Accordingly, we await the detail of the Stockbrokers Carve-Outs with interest.
Finally, as with all the FOFA reforms, it is important that the ban on conflicted remuneration only apply to situations where personal advice is given to retail clients.
Contrary to what Mr. Horsfield states in his letter, firms like ANDIKA are subject to high levels of regulation and scrutiny. For starters AFS License holders like ANDIKA have the SAME AFS License authorisations imposed as an ASX Participant who also advises and deals in securities. ANDIKA is also audited each year as is an ASX Participant is by an independent financial auditing firm. ANDIKA must also conduct an external compliance audit each year to ensure compliance with the relevant sections of the Corporations Act.
As a director (and adviser) of ANDIKA, I must complete at least 20 hours of continued professional education, just as an adviser employed by an ASX Participant would also. ANDIKA also holds each year a valid Professional Indemnity insurance policy and we are members of Financial Ombudsman Service (FOS) – the same Ombudsman Service that all ASX participants are a member of.
The only difference between us and them is we have an intermediary agreement with an ASX participant which allows firms like ANDIKA to facilitate trades of securities and derivatives on behalf of the clients we represent. By default, the Market Integrity Rules (MIR) that Mr. Horsfield mentions in his letter, are applied onto us via our intermediary agreement with the ASX participant.
I also take exception to be labeled as a “Shadow Broker”. ANDIKA is a licensed “Securities and Derivatives Dealer”. It’s just like how the climate change alarmists resort to calling Global Warming sceptics as “deniers”.
“These shadow brokers are just clients of Market Participants, upon whom they rely to trade,” said Mr. Horsfield.
Again Mr.Horsfield is wrong. Firms like ANDIKA rely on their clients and it is the ASX participant that relies on us, as it is firms like ANDIKA that brings our client business to them. What Mr. Horsfield fails to see, is his position will actually hurt the discount ASX participant that his organisation is supposed to represent. Or maybe the SAA is happy to see that end of the ASX participant market get crushed also, leaving the whole pie for the “full service brokers” who occupy Collins Street and Martin Place. Is he reminiscing about the good old days when clients were once charged 3% plus brokerage rates on their buy and sell trades?
People like Mr. Horsfield would rather see firms like ANDIKA actively discriminated against so they can protect their mate’s profits from our competition. The SAA would rather sabotage firms like ANDIKA than compete fairly against us. In the end, the real loser will be the Retail client, because if the SAA wins the day, then we’ll be out of business and competition will be significantly reduced. The fat profit days of old will be back for the big end of town.
As the current FOFA laws stand, they are akin to the government legislating that come 1 July 2013, retail customers will only be allowed to buy their bread from the likes of Coles or Woolworths (the big end of town) and the little owner operated bakery will be banned from selling their bread.
It is an absolute disgrace that the Government has reneged on its promise to treat both direct and indirect securities firms equally.

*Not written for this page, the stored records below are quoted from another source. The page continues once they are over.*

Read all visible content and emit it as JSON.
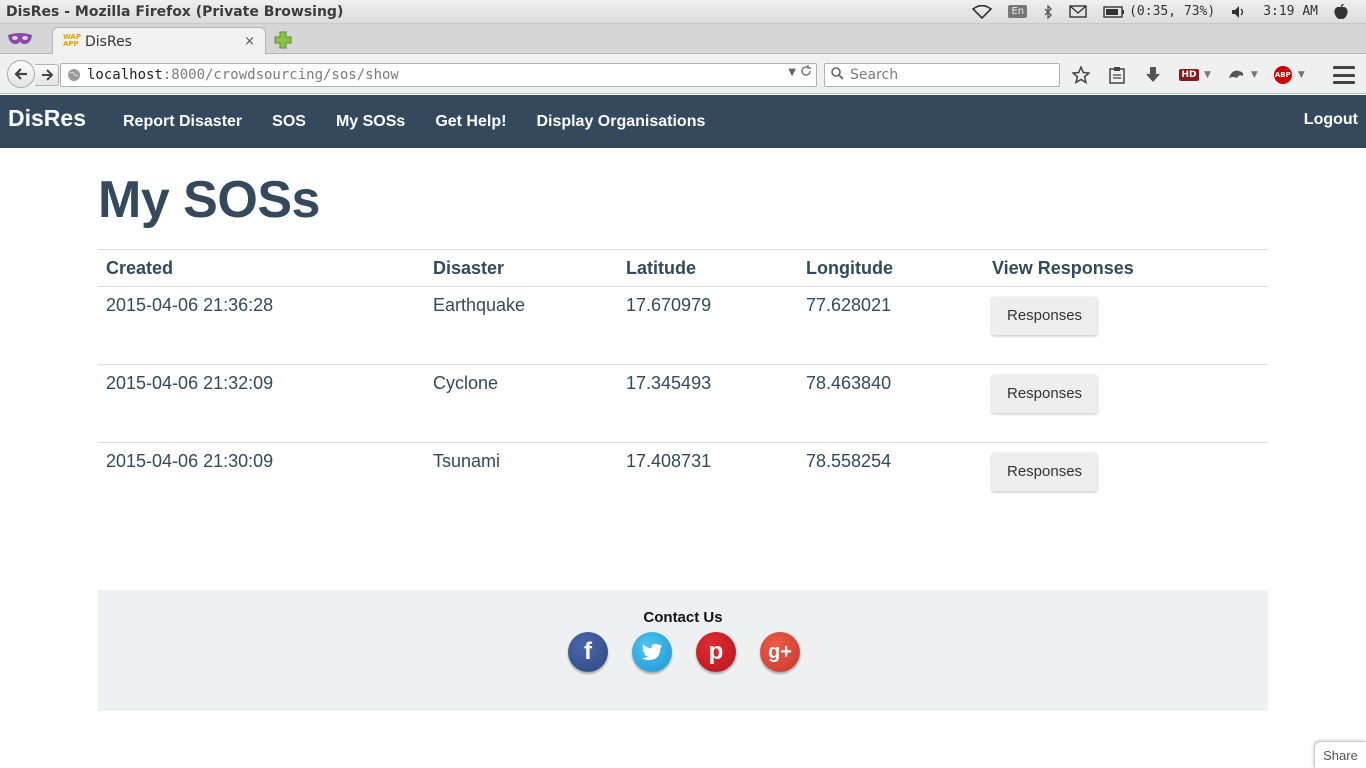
{
  "window": {
    "title": "DisRes - Mozilla Firefox (Private Browsing)",
    "tray": {
      "wifi_icon": "wifi-icon",
      "keyboard_layout": "En",
      "bluetooth_icon": "bluetooth-icon",
      "mail_icon": "mail-icon",
      "battery_text": "(0:35, 73%)",
      "volume_icon": "volume-icon",
      "clock": "3:19 AM",
      "system_icon": "apple-icon"
    }
  },
  "browser": {
    "tab": {
      "favicon_text": "WAP APP",
      "title": "DisRes",
      "close": "×"
    },
    "new_tab": "+",
    "url": {
      "host": "localhost",
      "rest": ":8000/crowdsourcing/sos/show"
    },
    "search_placeholder": "Search",
    "toolbar": {
      "hd_label": "HD",
      "abp_label": "ABP"
    }
  },
  "site": {
    "brand": "DisRes",
    "nav": [
      {
        "label": "Report Disaster"
      },
      {
        "label": "SOS"
      },
      {
        "label": "My SOSs"
      },
      {
        "label": "Get Help!"
      },
      {
        "label": "Display Organisations"
      }
    ],
    "logout": "Logout",
    "page_title": "My SOSs",
    "table": {
      "headers": [
        "Created",
        "Disaster",
        "Latitude",
        "Longitude",
        "View Responses"
      ],
      "rows": [
        {
          "created": "2015-04-06 21:36:28",
          "disaster": "Earthquake",
          "latitude": "17.670979",
          "longitude": "77.628021",
          "action": "Responses"
        },
        {
          "created": "2015-04-06 21:32:09",
          "disaster": "Cyclone",
          "latitude": "17.345493",
          "longitude": "78.463840",
          "action": "Responses"
        },
        {
          "created": "2015-04-06 21:30:09",
          "disaster": "Tsunami",
          "latitude": "17.408731",
          "longitude": "78.558254",
          "action": "Responses"
        }
      ]
    },
    "footer": {
      "title": "Contact Us",
      "social": [
        {
          "name": "facebook-icon",
          "glyph": "f"
        },
        {
          "name": "twitter-icon",
          "glyph": "t"
        },
        {
          "name": "pinterest-icon",
          "glyph": "p"
        },
        {
          "name": "google-plus-icon",
          "glyph": "g+"
        }
      ]
    },
    "share": "Share"
  },
  "colors": {
    "navbar": "#34495e",
    "heading": "#34495e",
    "footer_bg": "#eef0f2"
  }
}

The Hon Bill Shorten MP, Minister for Finance, needs to stand by his promise reported on the 14th September 2011 and not give into the vested interests of a few elitist multinational ASX participant firms. Should he fail to do so, then the Minister has effectively signed the death warrant himself on 450 perfectly legal independent security advisory firms.
He has also failed to protect the very people these new FOFA laws are supposed to protect.
And who would have thought the Labor Party would get into bed with the big end of town.
Shame on them.
You can download a copy of the AFR article here.
You can download a copy of Mr. David Horsfield’s 6th March 2012 letter to Treasury here.
Disclosure: I am the sole director of ANDIKA Pty Ltd, AFS License #297069